"How far can the U.S. go in forcing reluctant civilians to perform essential jobs during a national emergency? I explore solutions to this question by hypothesizing a large release of radiation - whether by terror attack, or catastrophic accident, or major earthquake - in a vital Pacific port. These ports have a history of work stoppages that disrupt the nation's economy. I examine federal government responses if dock workers refused assignments until conditions were safe: (1) The President could declare a national emergency labor dispute under the Taft-Hartley Act, and seek an 80-day back-to-work injunction. (2) Congress could re-enact Section 8 of the War Labor Disputes Act, making it unlawful for dock workers to discontinue production for 30 days and subjecting violators to coercive damages. (3) The president could issue strong executive orders, backed by imprisonment, that regulate employment in ports.
"At the heart of my analysis, I ask: Would any of these responses violate the Thirteenth Amendment ban on involuntary servitude? Congress and the judiciary have broadened this law, and its enforcement counterpart in 18 U.S.C. ? 1584, beyond the abolition of African slave-holding. The Supreme Court in Kozminski defined involuntary servitude as forcing a person to work by physical or legal coercion.
"But the Supreme Court created 13th Amendment exceptions for transportation work. Robertson upholds a law that bars merchant seamen from quitting work, and imprisons deserters. Butler permits states to conscript citizens to work on highways, on pain of imprisonment. Dock work is similar because ports integrate ships and trucks in a transportation hub. Courts now apply these precedents to new compulsory activities, such as mandatory public service for graduation. Moreover, Kozminski reaffirmed Robertson and Butler as precedents.

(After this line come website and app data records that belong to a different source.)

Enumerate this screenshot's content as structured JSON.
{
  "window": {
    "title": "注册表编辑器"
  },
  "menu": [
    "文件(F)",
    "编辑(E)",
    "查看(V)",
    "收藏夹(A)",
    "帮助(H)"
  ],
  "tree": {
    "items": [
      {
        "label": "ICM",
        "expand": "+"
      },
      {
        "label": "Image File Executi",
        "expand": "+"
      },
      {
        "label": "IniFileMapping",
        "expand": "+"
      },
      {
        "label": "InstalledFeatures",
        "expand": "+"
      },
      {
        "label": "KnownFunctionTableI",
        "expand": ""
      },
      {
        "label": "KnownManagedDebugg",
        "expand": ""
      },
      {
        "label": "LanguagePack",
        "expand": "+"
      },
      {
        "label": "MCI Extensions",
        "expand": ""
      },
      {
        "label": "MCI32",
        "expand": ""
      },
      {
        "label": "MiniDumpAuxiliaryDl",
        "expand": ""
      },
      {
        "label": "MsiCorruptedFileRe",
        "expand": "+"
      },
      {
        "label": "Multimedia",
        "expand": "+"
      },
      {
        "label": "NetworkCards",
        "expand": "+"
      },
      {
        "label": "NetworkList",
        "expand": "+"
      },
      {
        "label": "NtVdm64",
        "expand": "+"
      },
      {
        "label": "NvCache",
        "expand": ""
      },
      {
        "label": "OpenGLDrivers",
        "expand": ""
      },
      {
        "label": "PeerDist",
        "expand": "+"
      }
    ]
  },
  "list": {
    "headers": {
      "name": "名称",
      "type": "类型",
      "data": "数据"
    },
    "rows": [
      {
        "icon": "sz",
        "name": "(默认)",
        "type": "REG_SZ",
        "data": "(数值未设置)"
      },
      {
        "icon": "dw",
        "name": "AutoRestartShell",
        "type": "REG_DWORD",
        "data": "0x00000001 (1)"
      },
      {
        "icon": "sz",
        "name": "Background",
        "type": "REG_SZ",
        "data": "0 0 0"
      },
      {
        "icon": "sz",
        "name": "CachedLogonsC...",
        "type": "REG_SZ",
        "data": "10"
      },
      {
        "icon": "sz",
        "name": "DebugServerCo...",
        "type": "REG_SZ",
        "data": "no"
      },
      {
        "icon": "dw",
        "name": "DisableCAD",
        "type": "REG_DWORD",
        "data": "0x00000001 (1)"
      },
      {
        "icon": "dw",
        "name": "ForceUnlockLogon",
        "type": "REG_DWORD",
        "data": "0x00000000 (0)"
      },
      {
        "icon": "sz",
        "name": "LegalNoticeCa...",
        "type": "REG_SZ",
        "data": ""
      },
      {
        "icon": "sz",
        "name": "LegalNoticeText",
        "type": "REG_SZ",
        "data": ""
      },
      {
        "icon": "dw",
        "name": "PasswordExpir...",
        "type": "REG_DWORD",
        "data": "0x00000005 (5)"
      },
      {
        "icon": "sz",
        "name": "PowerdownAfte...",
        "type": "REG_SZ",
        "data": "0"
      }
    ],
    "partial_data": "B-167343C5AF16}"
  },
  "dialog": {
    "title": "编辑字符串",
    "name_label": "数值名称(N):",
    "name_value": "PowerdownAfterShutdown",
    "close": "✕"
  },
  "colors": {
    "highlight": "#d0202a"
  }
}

"Thus, the Constitution would be unlikely to shield dock workers from involuntary labor. This has troubling implications for employees who have recently worked in national emergencies, and may do so again. Employees who work to alleviate avian flu or other catastrophic health threats are also at risk for compulsory labor that exposes them to extraordinary hazards.
"I conclude with a legislative proposal to strengthen individual rights. As my research shows, courts that are presented with national emergency disputes rarely side with the individual who stands in the way of the public's welfare. Without a more balanced labor policy to address emerging crises, the nation may realize belatedly that when we allow fundamental freedoms to be sacrificed in the name of real or perceived emergency, we invariably come to regret it." —Abstract.
"The report, "Building a Better New Orleans: Hope Needs Help," highlights the tremendous strides made by some of the city's most vulnerable people and showcases the folks who helped make that progress possible. But the report also calls on the federal government, the private sector, and the public to do more to get New Orleans the help it needs to create a truly vibrant and equitable city."—-Press Release